• Task to complete:
In the answer, each line of the listing should appear again unchanged.

• Available records:

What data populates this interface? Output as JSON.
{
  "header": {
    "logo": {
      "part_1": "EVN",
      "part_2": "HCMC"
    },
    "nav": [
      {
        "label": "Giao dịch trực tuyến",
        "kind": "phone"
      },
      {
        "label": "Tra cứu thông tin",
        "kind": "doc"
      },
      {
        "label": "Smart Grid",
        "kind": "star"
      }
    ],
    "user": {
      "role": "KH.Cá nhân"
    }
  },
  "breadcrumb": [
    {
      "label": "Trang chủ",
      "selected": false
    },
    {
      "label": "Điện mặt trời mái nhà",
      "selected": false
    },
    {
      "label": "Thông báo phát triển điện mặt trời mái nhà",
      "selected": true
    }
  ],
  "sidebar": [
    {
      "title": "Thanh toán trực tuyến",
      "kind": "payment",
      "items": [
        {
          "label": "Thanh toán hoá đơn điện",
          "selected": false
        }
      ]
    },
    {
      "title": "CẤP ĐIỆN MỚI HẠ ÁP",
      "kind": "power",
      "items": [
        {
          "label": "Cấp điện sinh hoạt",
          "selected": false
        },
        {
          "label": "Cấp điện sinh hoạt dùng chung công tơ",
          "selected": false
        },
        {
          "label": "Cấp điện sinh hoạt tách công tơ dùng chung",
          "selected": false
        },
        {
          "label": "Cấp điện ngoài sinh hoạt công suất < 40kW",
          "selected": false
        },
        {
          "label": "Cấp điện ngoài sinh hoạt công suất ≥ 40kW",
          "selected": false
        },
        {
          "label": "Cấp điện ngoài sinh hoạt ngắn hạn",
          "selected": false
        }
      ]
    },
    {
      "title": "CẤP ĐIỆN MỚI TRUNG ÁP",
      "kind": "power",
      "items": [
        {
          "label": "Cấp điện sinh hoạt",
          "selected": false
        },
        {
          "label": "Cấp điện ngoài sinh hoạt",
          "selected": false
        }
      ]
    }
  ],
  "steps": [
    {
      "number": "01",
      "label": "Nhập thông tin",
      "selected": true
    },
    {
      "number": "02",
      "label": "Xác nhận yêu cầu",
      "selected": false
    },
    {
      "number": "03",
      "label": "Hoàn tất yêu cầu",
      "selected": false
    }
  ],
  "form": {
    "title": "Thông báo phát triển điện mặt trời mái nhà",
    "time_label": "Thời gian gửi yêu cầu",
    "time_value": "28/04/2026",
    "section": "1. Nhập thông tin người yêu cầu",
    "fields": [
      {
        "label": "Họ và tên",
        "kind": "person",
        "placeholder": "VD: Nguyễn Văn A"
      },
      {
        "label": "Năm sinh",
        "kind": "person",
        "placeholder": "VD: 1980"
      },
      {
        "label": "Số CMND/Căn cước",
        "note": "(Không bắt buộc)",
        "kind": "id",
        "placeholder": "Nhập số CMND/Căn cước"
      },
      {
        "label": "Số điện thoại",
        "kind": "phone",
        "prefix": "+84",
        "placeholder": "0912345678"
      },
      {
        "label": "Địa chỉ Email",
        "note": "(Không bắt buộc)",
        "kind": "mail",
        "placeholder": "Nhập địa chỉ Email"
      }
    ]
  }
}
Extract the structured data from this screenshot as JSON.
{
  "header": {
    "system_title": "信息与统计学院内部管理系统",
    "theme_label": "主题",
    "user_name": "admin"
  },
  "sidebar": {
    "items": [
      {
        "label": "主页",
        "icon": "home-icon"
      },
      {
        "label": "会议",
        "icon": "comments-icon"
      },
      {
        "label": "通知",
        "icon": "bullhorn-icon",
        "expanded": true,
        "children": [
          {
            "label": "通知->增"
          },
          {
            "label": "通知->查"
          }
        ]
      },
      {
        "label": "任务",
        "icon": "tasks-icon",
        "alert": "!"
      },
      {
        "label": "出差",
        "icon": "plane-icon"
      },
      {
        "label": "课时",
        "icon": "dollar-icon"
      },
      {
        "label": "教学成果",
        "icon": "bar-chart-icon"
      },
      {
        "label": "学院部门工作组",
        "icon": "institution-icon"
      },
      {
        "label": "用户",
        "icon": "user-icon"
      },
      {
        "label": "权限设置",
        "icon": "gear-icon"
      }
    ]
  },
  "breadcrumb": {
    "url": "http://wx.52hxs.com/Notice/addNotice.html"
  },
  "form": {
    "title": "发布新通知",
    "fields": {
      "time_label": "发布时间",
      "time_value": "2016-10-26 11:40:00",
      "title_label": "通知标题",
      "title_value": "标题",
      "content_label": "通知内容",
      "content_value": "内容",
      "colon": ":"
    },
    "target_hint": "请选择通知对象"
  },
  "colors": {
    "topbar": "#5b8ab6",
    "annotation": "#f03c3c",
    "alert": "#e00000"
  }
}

• Answer for this exercise:
What data populates this interface? Output as JSON.
{
  "header": {
    "logo": {
      "part_1": "EVN",
      "part_2": "HCMC"
    },
    "nav": [
      {
        "label": "Giao dịch trực tuyến",
        "kind": "phone"
      },
      {
        "label": "Tra cứu thông tin",
        "kind": "doc"
      },
      {
        "label": "Smart Grid",
        "kind": "star"
      }
    ],
    "user": {
      "role": "KH.Cá nhân"
    }
  },
  "breadcrumb": [
    {
      "label": "Trang chủ",
      "selected": false
    },
    {
      "label": "Điện mặt trời mái nhà",
      "selected": false
    },
    {
      "label": "Thông báo phát triển điện mặt trời mái nhà",
      "selected": true
    }
  ],
  "sidebar": [
    {
      "title": "Thanh toán trực tuyến",
      "kind": "payment",
      "items": [
        {
          "label": "Thanh toán hoá đơn điện",
          "selected": false
        }
      ]
    },
    {
      "title": "CẤP ĐIỆN MỚI HẠ ÁP",
      "kind": "power",
      "items": [
        {
          "label": "Cấp điện sinh hoạt",
          "selected": false
        },
        {
          "label": "Cấp điện sinh hoạt dùng chung công tơ",
          "selected": false
        },
        {
          "label": "Cấp điện sinh hoạt tách công tơ dùng chung",
          "selected": false
        },
        {
          "label": "Cấp điện ngoài sinh hoạt công suất < 40kW",
          "selected": false
        },
        {
          "label": "Cấp điện ngoài sinh hoạt công suất ≥ 40kW",
          "selected": false
        },
        {
          "label": "Cấp điện ngoài sinh hoạt ngắn hạn",
          "selected": false
        }
      ]
    },
    {
      "title": "CẤP ĐIỆN MỚI TRUNG ÁP",
      "kind": "power",
      "items": [
        {
          "label": "Cấp điện sinh hoạt",
          "selected": false
        },
        {
          "label": "Cấp điện ngoài sinh hoạt",
          "selected": false
        }
      ]
    }
  ],
  "steps": [
    {
      "number": "01",
      "label": "Nhập thông tin",
      "selected": true
    },
    {
      "number": "02",
      "label": "Xác nhận yêu cầu",
      "selected": false
    },
    {
      "number": "03",
      "label": "Hoàn tất yêu cầu",
      "selected": false
    }
  ],
  "form": {
    "title": "Thông báo phát triển điện mặt trời mái nhà",
    "time_label": "Thời gian gửi yêu cầu",
    "time_value": "28/04/2026",
    "section": "1. Nhập thông tin người yêu cầu",
    "fields": [
      {
        "label": "Họ và tên",
        "kind": "person",
        "placeholder": "VD: Nguyễn Văn A"
      },
      {
        "label": "Năm sinh",
        "kind": "person",
        "placeholder": "VD: 1980"
      },
      {
        "label": "Số CMND/Căn cước",
        "note": "(Không bắt buộc)",
        "kind": "id",
        "placeholder": "Nhập số CMND/Căn cước"
      },
      {
        "label": "Số điện thoại",
        "kind": "phone",
        "prefix": "+84",
        "placeholder": "0912345678"
      },
      {
        "label": "Địa chỉ Email",
        "note": "(Không bắt buộc)",
        "kind": "mail",
        "placeholder": "Nhập địa chỉ Email"
      }
    ]
  }
}
Extract the structured data from this screenshot as JSON.
{
  "header": {
    "system_title": "信息与统计学院内部管理系统",
    "theme_label": "主题",
    "user_name": "admin"
  },
  "sidebar": {
    "items": [
      {
        "label": "主页",
        "icon": "home-icon"
      },
      {
        "label": "会议",
        "icon": "comments-icon"
      },
      {
        "label": "通知",
        "icon": "bullhorn-icon",
        "expanded": true,
        "children": [
          {
            "label": "通知->增"
          },
          {
            "label": "通知->查"
          }
        ]
      },
      {
        "label": "任务",
        "icon": "tasks-icon",
        "alert": "!"
      },
      {
        "label": "出差",
        "icon": "plane-icon"
      },
      {
        "label": "课时",
        "icon": "dollar-icon"
      },
      {
        "label": "教学成果",
        "icon": "bar-chart-icon"
      },
      {
        "label": "学院部门工作组",
        "icon": "institution-icon"
      },
      {
        "label": "用户",
        "icon": "user-icon"
      },
      {
        "label": "权限设置",
        "icon": "gear-icon"
      }
    ]
  },
  "breadcrumb": {
    "url": "http://wx.52hxs.com/Notice/addNotice.html"
  },
  "form": {
    "title": "发布新通知",
    "fields": {
      "time_label": "发布时间",
      "time_value": "2016-10-26 11:40:00",
      "title_label": "通知标题",
      "title_value": "标题",
      "content_label": "通知内容",
      "content_value": "内容",
      "colon": ":"
    },
    "target_hint": "请选择通知对象"
  },
  "colors": {
    "topbar": "#5b8ab6",
    "annotation": "#f03c3c",
    "alert": "#e00000"
  }
}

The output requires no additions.